The new small Moulton covered a wide range of conventional frame sizes. The original Moulton, though very long, had been designed to accommodate most adults of either sex. Those left out, from kids upwards, would now be covered by the new entrant; kids and adult versions were made possible by fitting suitably sized handlebars, stem, seat post and crankset, one of the benefits of the open-style frame. There would be much overlap between the adult versions and the larger Moultons, so many folk would be well served by either (the writer, 170cm, included).
The small Moulton was a success, but it was not enough to save the by-then ailing Moulton company; Raleigh took over and continued production of Moultons, big and small, in 1967. Ever searching for subtle ways to cut costs, Raleigh got carried away and unsubtly omitted the front suspension on some versions of the Mini, with consequences Alex Moulton would likely have predicted (had they been inclined to listen to him). Raleigh-built Moultons lingered until 1974.
This example began life as a 'Super 4', a model primarily intended for adult (up to 178cm/5' 10”) use, though it was advertised as being small enough for six year olds (and small 15 year olds). The bike retains its original finish and still looks half presentable from a distance, despite extensive battle scarring.
The '4' in the model name refers to the four speed Sturmey Archer hub that was originally fitted. That has been replaced by a 1960s Fichtel and Sachs Duomatic hub, a wonderful device used as original equipment on the Mini Moulton 'automatic'. The change has obviated the need for rear controls and cables, reduced maintenance and improved the appearance, all while transforming the riding experience. Yes, I like the Duomatic.
Generally, Moulton Minis were fitted with chrome plated steel components, and I've replaced most of them with alloy equivalents. This example (original hub 10/65, frame 893522) came with alloy rims, one of which is unusable. Whatever the material, the wheels are an oddball size; '298' ETRTO. New alloy rims are unavailable and in any case the choice of tyres is very limited, so I took a chance and found that the more common 305-size rims shod with Primo Comets fit quite nicely. And they do allow the bike to roll very well. I've also used suspension inserts, front and rear, to raise the ride height slightly for more pedal clearance.
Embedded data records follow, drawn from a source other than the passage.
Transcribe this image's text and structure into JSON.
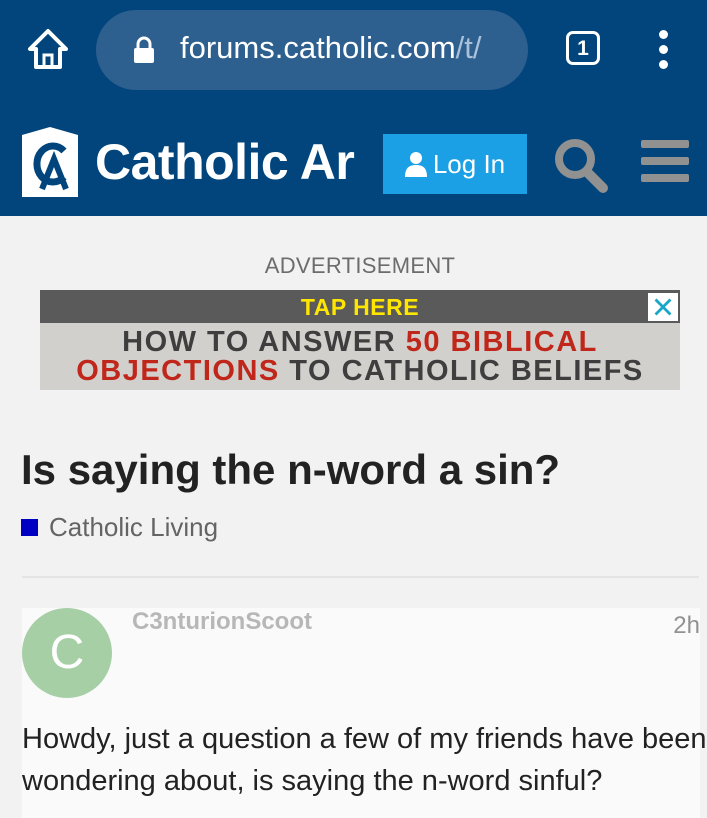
{
  "browser": {
    "url_host": "forums.catholic.com",
    "url_path": "/t/",
    "tab_count": "1",
    "colors": {
      "toolbar": "#02457c",
      "url_pill": "#2d5f8f"
    }
  },
  "header": {
    "logo_text": "Catholic Ar",
    "login_label": "Log In",
    "colors": {
      "background": "#02457c",
      "login_button": "#1ba0e6"
    }
  },
  "ad": {
    "label": "ADVERTISEMENT",
    "tap": "TAP HERE",
    "line1_pre": "HOW TO ANSWER ",
    "line1_red": "50 BIBLICAL",
    "line2_red": "OBJECTIONS",
    "line2_post": " TO CATHOLIC BELIEFS"
  },
  "topic": {
    "title": "Is saying the n-word a sin?",
    "category": "Catholic Living",
    "category_color": "#0000c2"
  },
  "post": {
    "avatar_letter": "C",
    "avatar_color": "#a6cfa5",
    "username": "C3nturionScoot",
    "time": "2h",
    "body": "Howdy, just a question a few of my friends have been wondering about, is saying the n-word sinful?"
  }
}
Taking the newly rebuilt small Moulton for a first spin was an uneasy experience. The bike felt twitchy and not terribly stable, and I wondered what I had gotten myself into. That impression faded, the twitchiness morphing into unparalleled manoeuvrability, with stability comparable to that of any other bike (as long as two hands are on the bars). Nevertheless, large pavement irregularities are to be feared; beyond that the light weight, duomatic and manoeuvrability make it a fun ride.
With thanks to
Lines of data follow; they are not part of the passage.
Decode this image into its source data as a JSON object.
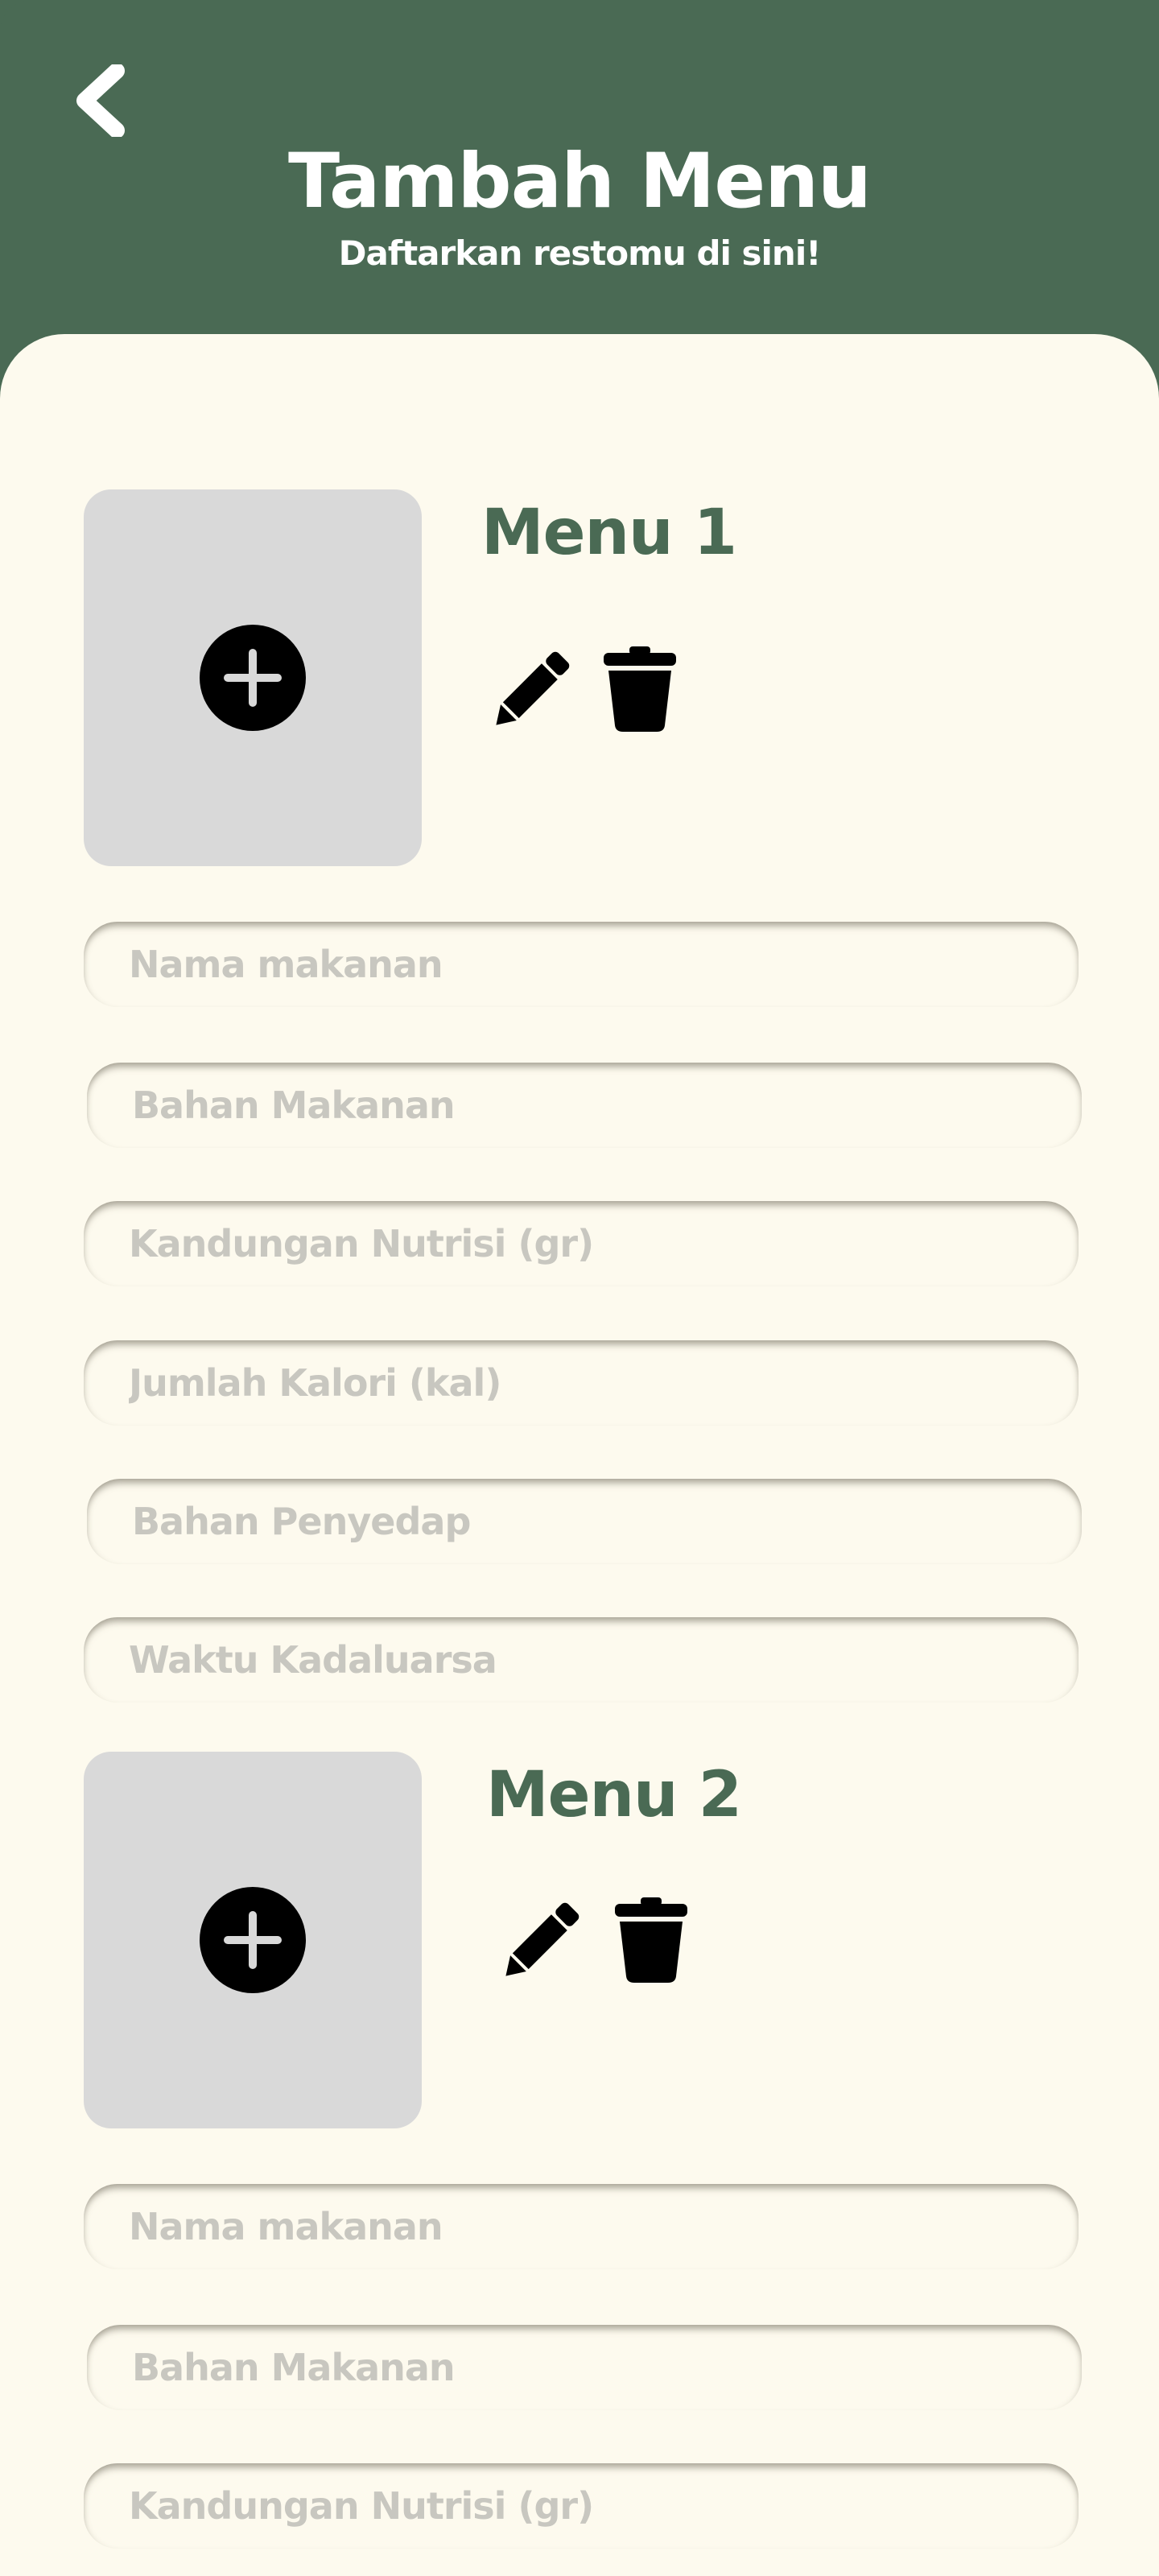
{
  "header": {
    "title": "Tambah Menu",
    "subtitle": "Daftarkan restomu di sini!",
    "back_icon": "chevron-left-icon"
  },
  "colors": {
    "primary": "#4a6a54",
    "background": "#fdfaee",
    "photo_placeholder": "#d9d9d9",
    "input_placeholder": "#c8c7c0"
  },
  "menus": [
    {
      "title": "Menu 1",
      "add_photo_icon": "plus-circle-icon",
      "edit_icon": "pencil-icon",
      "delete_icon": "trash-icon",
      "fields": [
        {
          "placeholder": "Nama makanan",
          "value": ""
        },
        {
          "placeholder": "Bahan Makanan",
          "value": ""
        },
        {
          "placeholder": "Kandungan Nutrisi (gr)",
          "value": ""
        },
        {
          "placeholder": "Jumlah Kalori (kal)",
          "value": ""
        },
        {
          "placeholder": "Bahan Penyedap",
          "value": ""
        },
        {
          "placeholder": "Waktu Kadaluarsa",
          "value": ""
        }
      ]
    },
    {
      "title": "Menu 2",
      "add_photo_icon": "plus-circle-icon",
      "edit_icon": "pencil-icon",
      "delete_icon": "trash-icon",
      "fields": [
        {
          "placeholder": "Nama makanan",
          "value": ""
        },
        {
          "placeholder": "Bahan Makanan",
          "value": ""
        },
        {
          "placeholder": "Kandungan Nutrisi (gr)",
          "value": ""
        }
      ]
    }
  ]
}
The marvellous Moulton mini, Paul Grogan, 2007
Wheelbase (measured): 98.3cm
Length overall: 139cm (without shopper bag); 144cm (with)
Weight: 12 kg; as modified, including shopper bag
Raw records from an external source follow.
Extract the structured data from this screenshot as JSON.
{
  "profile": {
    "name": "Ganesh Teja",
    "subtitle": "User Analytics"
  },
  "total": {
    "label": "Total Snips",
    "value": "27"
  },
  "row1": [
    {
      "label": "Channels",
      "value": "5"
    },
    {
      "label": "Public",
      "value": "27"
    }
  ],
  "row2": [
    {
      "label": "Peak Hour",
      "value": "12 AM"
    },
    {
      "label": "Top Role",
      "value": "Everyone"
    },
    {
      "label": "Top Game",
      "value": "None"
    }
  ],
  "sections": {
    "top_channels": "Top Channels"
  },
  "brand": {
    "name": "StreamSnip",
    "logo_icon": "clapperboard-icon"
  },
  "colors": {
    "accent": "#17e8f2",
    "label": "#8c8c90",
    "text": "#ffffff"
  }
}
Wheels/tyres: 305 x 37; Primo Comet
Geared hub: 1960s Fichtel and Sachs Duomatic, slightly rust enhanced
Gearing: 53/14 = 51 and 69.4 gear inches
Materials: Lugless steel frame; round section tubing, except for main beam. Components all alloy except for original steel front hub, mudguards, headset. Wrights saddle.
The original (big) Moulton – The one that started it all
About small wheelers (i.e. why this small wheeler madness?)